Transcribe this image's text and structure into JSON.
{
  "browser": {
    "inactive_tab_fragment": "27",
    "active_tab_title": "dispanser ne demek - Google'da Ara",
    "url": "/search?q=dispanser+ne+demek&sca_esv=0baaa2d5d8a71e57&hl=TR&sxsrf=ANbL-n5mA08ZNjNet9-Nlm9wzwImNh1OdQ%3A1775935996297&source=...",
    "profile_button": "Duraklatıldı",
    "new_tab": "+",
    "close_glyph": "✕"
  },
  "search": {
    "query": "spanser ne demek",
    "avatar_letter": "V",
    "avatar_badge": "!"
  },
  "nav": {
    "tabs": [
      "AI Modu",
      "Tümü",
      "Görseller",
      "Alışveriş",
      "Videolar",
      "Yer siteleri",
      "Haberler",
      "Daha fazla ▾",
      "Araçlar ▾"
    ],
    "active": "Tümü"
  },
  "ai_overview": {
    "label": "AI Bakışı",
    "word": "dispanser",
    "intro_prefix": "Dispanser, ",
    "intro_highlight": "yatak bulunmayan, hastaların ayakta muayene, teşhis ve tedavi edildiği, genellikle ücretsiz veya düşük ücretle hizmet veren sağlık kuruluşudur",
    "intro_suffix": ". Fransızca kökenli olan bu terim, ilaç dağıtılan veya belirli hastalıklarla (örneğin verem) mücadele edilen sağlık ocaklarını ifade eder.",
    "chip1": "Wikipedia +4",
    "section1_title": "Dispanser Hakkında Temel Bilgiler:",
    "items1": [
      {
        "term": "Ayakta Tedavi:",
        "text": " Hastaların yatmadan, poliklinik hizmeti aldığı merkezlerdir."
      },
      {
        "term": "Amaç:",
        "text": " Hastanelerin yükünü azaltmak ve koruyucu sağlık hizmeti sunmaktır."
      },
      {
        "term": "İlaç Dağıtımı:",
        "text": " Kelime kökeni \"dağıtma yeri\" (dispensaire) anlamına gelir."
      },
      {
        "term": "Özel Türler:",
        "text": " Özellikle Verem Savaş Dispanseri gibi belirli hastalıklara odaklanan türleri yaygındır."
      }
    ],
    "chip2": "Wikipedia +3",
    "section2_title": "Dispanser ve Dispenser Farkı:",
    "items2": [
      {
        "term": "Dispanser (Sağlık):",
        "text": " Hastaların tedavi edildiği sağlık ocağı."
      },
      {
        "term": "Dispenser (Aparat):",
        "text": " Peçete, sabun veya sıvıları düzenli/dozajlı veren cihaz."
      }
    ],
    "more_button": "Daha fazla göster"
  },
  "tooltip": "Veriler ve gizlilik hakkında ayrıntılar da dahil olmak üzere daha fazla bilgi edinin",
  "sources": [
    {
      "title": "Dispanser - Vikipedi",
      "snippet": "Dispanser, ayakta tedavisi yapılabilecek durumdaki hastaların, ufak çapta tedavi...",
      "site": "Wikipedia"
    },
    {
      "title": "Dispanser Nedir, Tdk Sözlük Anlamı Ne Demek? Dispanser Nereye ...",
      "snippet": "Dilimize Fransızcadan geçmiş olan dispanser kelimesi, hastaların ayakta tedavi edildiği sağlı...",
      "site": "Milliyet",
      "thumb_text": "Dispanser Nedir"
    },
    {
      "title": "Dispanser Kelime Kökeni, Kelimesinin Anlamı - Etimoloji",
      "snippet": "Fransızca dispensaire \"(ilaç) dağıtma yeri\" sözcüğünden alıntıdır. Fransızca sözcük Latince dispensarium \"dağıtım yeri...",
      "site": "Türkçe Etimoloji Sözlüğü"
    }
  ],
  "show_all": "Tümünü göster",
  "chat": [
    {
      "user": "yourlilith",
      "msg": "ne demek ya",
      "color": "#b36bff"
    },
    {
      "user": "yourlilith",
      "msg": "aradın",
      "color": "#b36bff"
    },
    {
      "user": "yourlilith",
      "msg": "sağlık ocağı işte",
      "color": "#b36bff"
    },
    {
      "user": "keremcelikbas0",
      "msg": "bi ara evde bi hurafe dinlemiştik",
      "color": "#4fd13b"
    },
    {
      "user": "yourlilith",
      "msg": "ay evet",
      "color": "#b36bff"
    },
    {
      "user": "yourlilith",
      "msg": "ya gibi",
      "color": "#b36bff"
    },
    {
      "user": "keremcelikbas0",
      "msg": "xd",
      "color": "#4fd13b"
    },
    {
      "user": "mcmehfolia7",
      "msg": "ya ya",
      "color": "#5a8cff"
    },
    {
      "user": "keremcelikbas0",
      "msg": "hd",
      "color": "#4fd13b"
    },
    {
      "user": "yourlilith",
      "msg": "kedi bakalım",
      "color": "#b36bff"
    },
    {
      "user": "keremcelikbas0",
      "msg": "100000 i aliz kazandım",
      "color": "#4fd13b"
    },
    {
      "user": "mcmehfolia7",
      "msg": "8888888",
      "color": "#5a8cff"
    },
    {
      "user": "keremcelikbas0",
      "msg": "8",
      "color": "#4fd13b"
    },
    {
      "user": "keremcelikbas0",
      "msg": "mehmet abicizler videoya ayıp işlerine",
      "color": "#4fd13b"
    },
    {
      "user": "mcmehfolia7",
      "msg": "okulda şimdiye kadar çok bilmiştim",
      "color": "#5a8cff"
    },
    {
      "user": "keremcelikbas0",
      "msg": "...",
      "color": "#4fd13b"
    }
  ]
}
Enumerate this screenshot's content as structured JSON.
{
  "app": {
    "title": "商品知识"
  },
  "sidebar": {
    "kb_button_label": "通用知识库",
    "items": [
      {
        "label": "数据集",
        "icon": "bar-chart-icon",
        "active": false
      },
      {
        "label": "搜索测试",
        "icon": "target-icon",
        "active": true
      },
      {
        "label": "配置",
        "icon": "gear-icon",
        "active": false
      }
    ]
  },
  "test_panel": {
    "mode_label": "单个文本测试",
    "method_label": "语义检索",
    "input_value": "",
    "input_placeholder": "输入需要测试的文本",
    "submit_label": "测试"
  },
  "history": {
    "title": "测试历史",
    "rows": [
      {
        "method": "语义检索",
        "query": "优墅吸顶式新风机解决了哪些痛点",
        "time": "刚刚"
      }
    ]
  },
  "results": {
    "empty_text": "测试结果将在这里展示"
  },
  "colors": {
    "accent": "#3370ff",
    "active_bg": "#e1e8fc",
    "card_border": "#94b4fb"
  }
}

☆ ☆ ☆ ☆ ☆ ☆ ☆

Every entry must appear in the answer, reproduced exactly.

» Solved problem:
Transcribe this image's text and structure into JSON.
{
  "browser": {
    "inactive_tab_fragment": "27",
    "active_tab_title": "dispanser ne demek - Google'da Ara",
    "url": "/search?q=dispanser+ne+demek&sca_esv=0baaa2d5d8a71e57&hl=TR&sxsrf=ANbL-n5mA08ZNjNet9-Nlm9wzwImNh1OdQ%3A1775935996297&source=...",
    "profile_button": "Duraklatıldı",
    "new_tab": "+",
    "close_glyph": "✕"
  },
  "search": {
    "query": "spanser ne demek",
    "avatar_letter": "V",
    "avatar_badge": "!"
  },
  "nav": {
    "tabs": [
      "AI Modu",
      "Tümü",
      "Görseller",
      "Alışveriş",
      "Videolar",
      "Yer siteleri",
      "Haberler",
      "Daha fazla ▾",
      "Araçlar ▾"
    ],
    "active": "Tümü"
  },
  "ai_overview": {
    "label": "AI Bakışı",
    "word": "dispanser",
    "intro_prefix": "Dispanser, ",
    "intro_highlight": "yatak bulunmayan, hastaların ayakta muayene, teşhis ve tedavi edildiği, genellikle ücretsiz veya düşük ücretle hizmet veren sağlık kuruluşudur",
    "intro_suffix": ". Fransızca kökenli olan bu terim, ilaç dağıtılan veya belirli hastalıklarla (örneğin verem) mücadele edilen sağlık ocaklarını ifade eder.",
    "chip1": "Wikipedia +4",
    "section1_title": "Dispanser Hakkında Temel Bilgiler:",
    "items1": [
      {
        "term": "Ayakta Tedavi:",
        "text": " Hastaların yatmadan, poliklinik hizmeti aldığı merkezlerdir."
      },
      {
        "term": "Amaç:",
        "text": " Hastanelerin yükünü azaltmak ve koruyucu sağlık hizmeti sunmaktır."
      },
      {
        "term": "İlaç Dağıtımı:",
        "text": " Kelime kökeni \"dağıtma yeri\" (dispensaire) anlamına gelir."
      },
      {
        "term": "Özel Türler:",
        "text": " Özellikle Verem Savaş Dispanseri gibi belirli hastalıklara odaklanan türleri yaygındır."
      }
    ],
    "chip2": "Wikipedia +3",
    "section2_title": "Dispanser ve Dispenser Farkı:",
    "items2": [
      {
        "term": "Dispanser (Sağlık):",
        "text": " Hastaların tedavi edildiği sağlık ocağı."
      },
      {
        "term": "Dispenser (Aparat):",
        "text": " Peçete, sabun veya sıvıları düzenli/dozajlı veren cihaz."
      }
    ],
    "more_button": "Daha fazla göster"
  },
  "tooltip": "Veriler ve gizlilik hakkında ayrıntılar da dahil olmak üzere daha fazla bilgi edinin",
  "sources": [
    {
      "title": "Dispanser - Vikipedi",
      "snippet": "Dispanser, ayakta tedavisi yapılabilecek durumdaki hastaların, ufak çapta tedavi...",
      "site": "Wikipedia"
    },
    {
      "title": "Dispanser Nedir, Tdk Sözlük Anlamı Ne Demek? Dispanser Nereye ...",
      "snippet": "Dilimize Fransızcadan geçmiş olan dispanser kelimesi, hastaların ayakta tedavi edildiği sağlı...",
      "site": "Milliyet",
      "thumb_text": "Dispanser Nedir"
    },
    {
      "title": "Dispanser Kelime Kökeni, Kelimesinin Anlamı - Etimoloji",
      "snippet": "Fransızca dispensaire \"(ilaç) dağıtma yeri\" sözcüğünden alıntıdır. Fransızca sözcük Latince dispensarium \"dağıtım yeri...",
      "site": "Türkçe Etimoloji Sözlüğü"
    }
  ],
  "show_all": "Tümünü göster",
  "chat": [
    {
      "user": "yourlilith",
      "msg": "ne demek ya",
      "color": "#b36bff"
    },
    {
      "user": "yourlilith",
      "msg": "aradın",
      "color": "#b36bff"
    },
    {
      "user": "yourlilith",
      "msg": "sağlık ocağı işte",
      "color": "#b36bff"
    },
    {
      "user": "keremcelikbas0",
      "msg": "bi ara evde bi hurafe dinlemiştik",
      "color": "#4fd13b"
    },
    {
      "user": "yourlilith",
      "msg": "ay evet",
      "color": "#b36bff"
    },
    {
      "user": "yourlilith",
      "msg": "ya gibi",
      "color": "#b36bff"
    },
    {
      "user": "keremcelikbas0",
      "msg": "xd",
      "color": "#4fd13b"
    },
    {
      "user": "mcmehfolia7",
      "msg": "ya ya",
      "color": "#5a8cff"
    },
    {
      "user": "keremcelikbas0",
      "msg": "hd",
      "color": "#4fd13b"
    },
    {
      "user": "yourlilith",
      "msg": "kedi bakalım",
      "color": "#b36bff"
    },
    {
      "user": "keremcelikbas0",
      "msg": "100000 i aliz kazandım",
      "color": "#4fd13b"
    },
    {
      "user": "mcmehfolia7",
      "msg": "8888888",
      "color": "#5a8cff"
    },
    {
      "user": "keremcelikbas0",
      "msg": "8",
      "color": "#4fd13b"
    },
    {
      "user": "keremcelikbas0",
      "msg": "mehmet abicizler videoya ayıp işlerine",
      "color": "#4fd13b"
    },
    {
      "user": "mcmehfolia7",
      "msg": "okulda şimdiye kadar çok bilmiştim",
      "color": "#5a8cff"
    },
    {
      "user": "keremcelikbas0",
      "msg": "...",
      "color": "#4fd13b"
    }
  ]
}
Enumerate this screenshot's content as structured JSON.
{
  "app": {
    "title": "商品知识"
  },
  "sidebar": {
    "kb_button_label": "通用知识库",
    "items": [
      {
        "label": "数据集",
        "icon": "bar-chart-icon",
        "active": false
      },
      {
        "label": "搜索测试",
        "icon": "target-icon",
        "active": true
      },
      {
        "label": "配置",
        "icon": "gear-icon",
        "active": false
      }
    ]
  },
  "test_panel": {
    "mode_label": "单个文本测试",
    "method_label": "语义检索",
    "input_value": "",
    "input_placeholder": "输入需要测试的文本",
    "submit_label": "测试"
  },
  "history": {
    "title": "测试历史",
    "rows": [
      {
        "method": "语义检索",
        "query": "优墅吸顶式新风机解决了哪些痛点",
        "time": "刚刚"
      }
    ]
  },
  "results": {
    "empty_text": "测试结果将在这里展示"
  },
  "colors": {
    "accent": "#3370ff",
    "active_bg": "#e1e8fc",
    "card_border": "#94b4fb"
  }
}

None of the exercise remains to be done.